Top of Given entries
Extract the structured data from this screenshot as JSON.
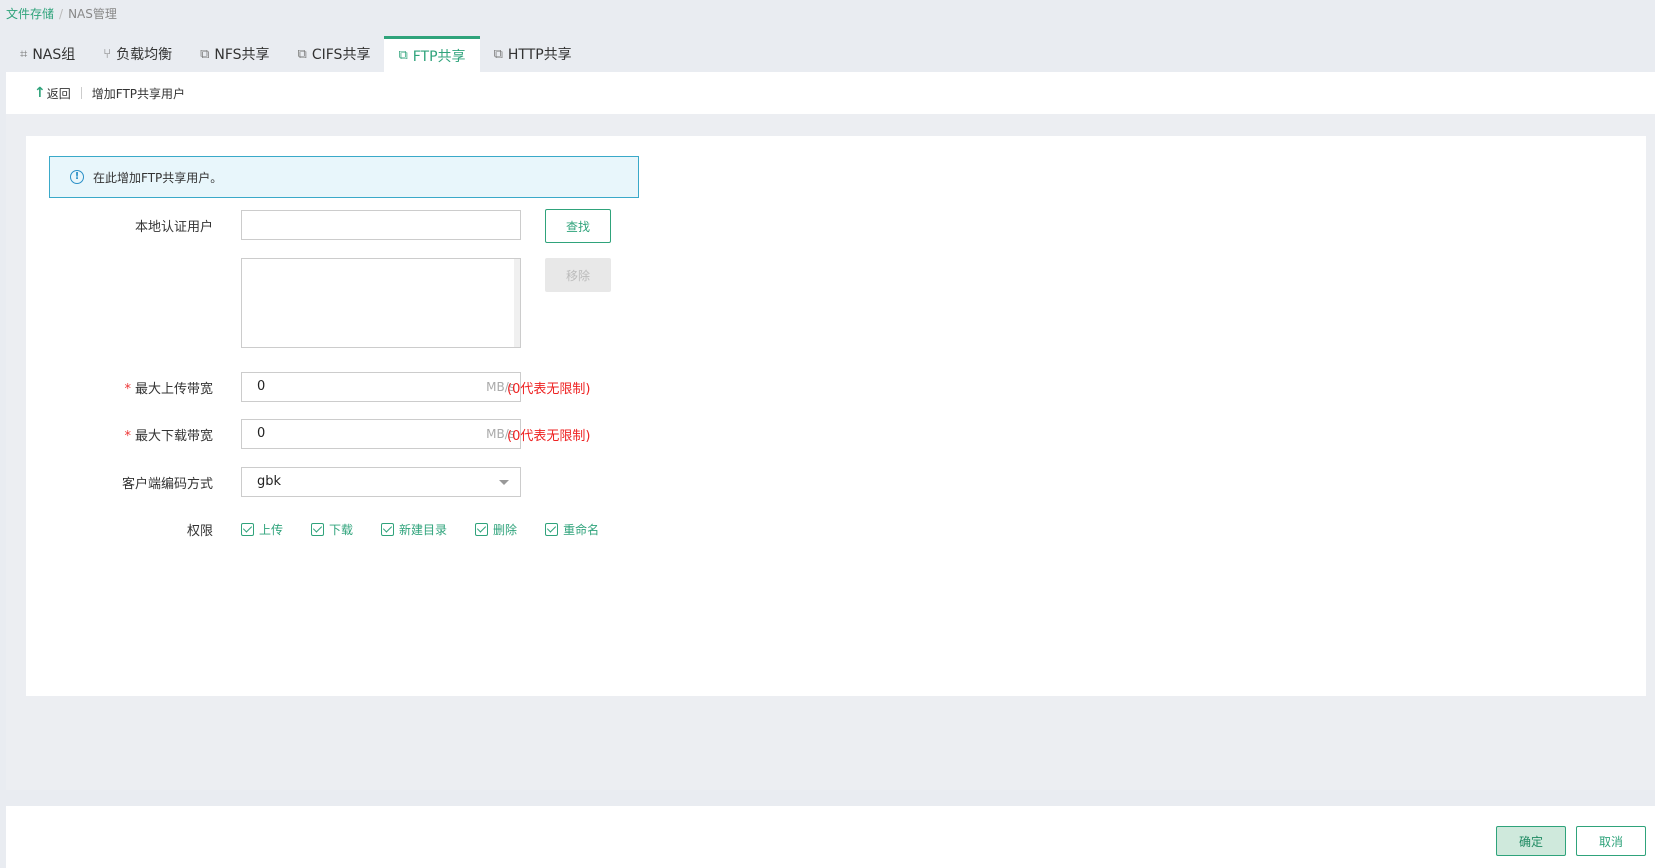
{
  "breadcrumb": {
    "root": "文件存储",
    "current": "NAS管理"
  },
  "tabs": [
    {
      "label": "NAS组",
      "icon": "group-icon"
    },
    {
      "label": "负载均衡",
      "icon": "balance-icon"
    },
    {
      "label": "NFS共享",
      "icon": "share-icon"
    },
    {
      "label": "CIFS共享",
      "icon": "share-icon"
    },
    {
      "label": "FTP共享",
      "icon": "share-icon",
      "active": true
    },
    {
      "label": "HTTP共享",
      "icon": "share-icon"
    }
  ],
  "subbar": {
    "back": "返回",
    "title": "增加FTP共享用户"
  },
  "info": {
    "text": "在此增加FTP共享用户。"
  },
  "form": {
    "local_user_label": "本地认证用户",
    "local_user_value": "",
    "search_button": "查找",
    "remove_button": "移除",
    "upload_label": "最大上传带宽",
    "upload_value": "0",
    "upload_unit": "MB/s",
    "upload_hint": "(0代表无限制)",
    "download_label": "最大下载带宽",
    "download_value": "0",
    "download_unit": "MB/s",
    "download_hint": "(0代表无限制)",
    "encoding_label": "客户端编码方式",
    "encoding_value": "gbk",
    "perm_label": "权限",
    "required_mark": "*",
    "permissions": [
      {
        "label": "上传",
        "checked": true
      },
      {
        "label": "下载",
        "checked": true
      },
      {
        "label": "新建目录",
        "checked": true
      },
      {
        "label": "删除",
        "checked": true
      },
      {
        "label": "重命名",
        "checked": true
      }
    ]
  },
  "footer": {
    "ok": "确定",
    "cancel": "取消"
  },
  "colors": {
    "accent": "#2fa37b",
    "error": "#e22222",
    "info_border": "#3aa9c9"
  }
}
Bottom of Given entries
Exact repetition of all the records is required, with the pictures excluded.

Extract the structured data from this screenshot as JSON.
{
  "breadcrumb": {
    "root": "文件存储",
    "current": "NAS管理"
  },
  "tabs": [
    {
      "label": "NAS组",
      "icon": "group-icon"
    },
    {
      "label": "负载均衡",
      "icon": "balance-icon"
    },
    {
      "label": "NFS共享",
      "icon": "share-icon"
    },
    {
      "label": "CIFS共享",
      "icon": "share-icon"
    },
    {
      "label": "FTP共享",
      "icon": "share-icon",
      "active": true
    },
    {
      "label": "HTTP共享",
      "icon": "share-icon"
    }
  ],
  "subbar": {
    "back": "返回",
    "title": "增加FTP共享用户"
  },
  "info": {
    "text": "在此增加FTP共享用户。"
  },
  "form": {
    "local_user_label": "本地认证用户",
    "local_user_value": "",
    "search_button": "查找",
    "remove_button": "移除",
    "upload_label": "最大上传带宽",
    "upload_value": "0",
    "upload_unit": "MB/s",
    "upload_hint": "(0代表无限制)",
    "download_label": "最大下载带宽",
    "download_value": "0",
    "download_unit": "MB/s",
    "download_hint": "(0代表无限制)",
    "encoding_label": "客户端编码方式",
    "encoding_value": "gbk",
    "perm_label": "权限",
    "required_mark": "*",
    "permissions": [
      {
        "label": "上传",
        "checked": true
      },
      {
        "label": "下载",
        "checked": true
      },
      {
        "label": "新建目录",
        "checked": true
      },
      {
        "label": "删除",
        "checked": true
      },
      {
        "label": "重命名",
        "checked": true
      }
    ]
  },
  "footer": {
    "ok": "确定",
    "cancel": "取消"
  },
  "colors": {
    "accent": "#2fa37b",
    "error": "#e22222",
    "info_border": "#3aa9c9"
  }
}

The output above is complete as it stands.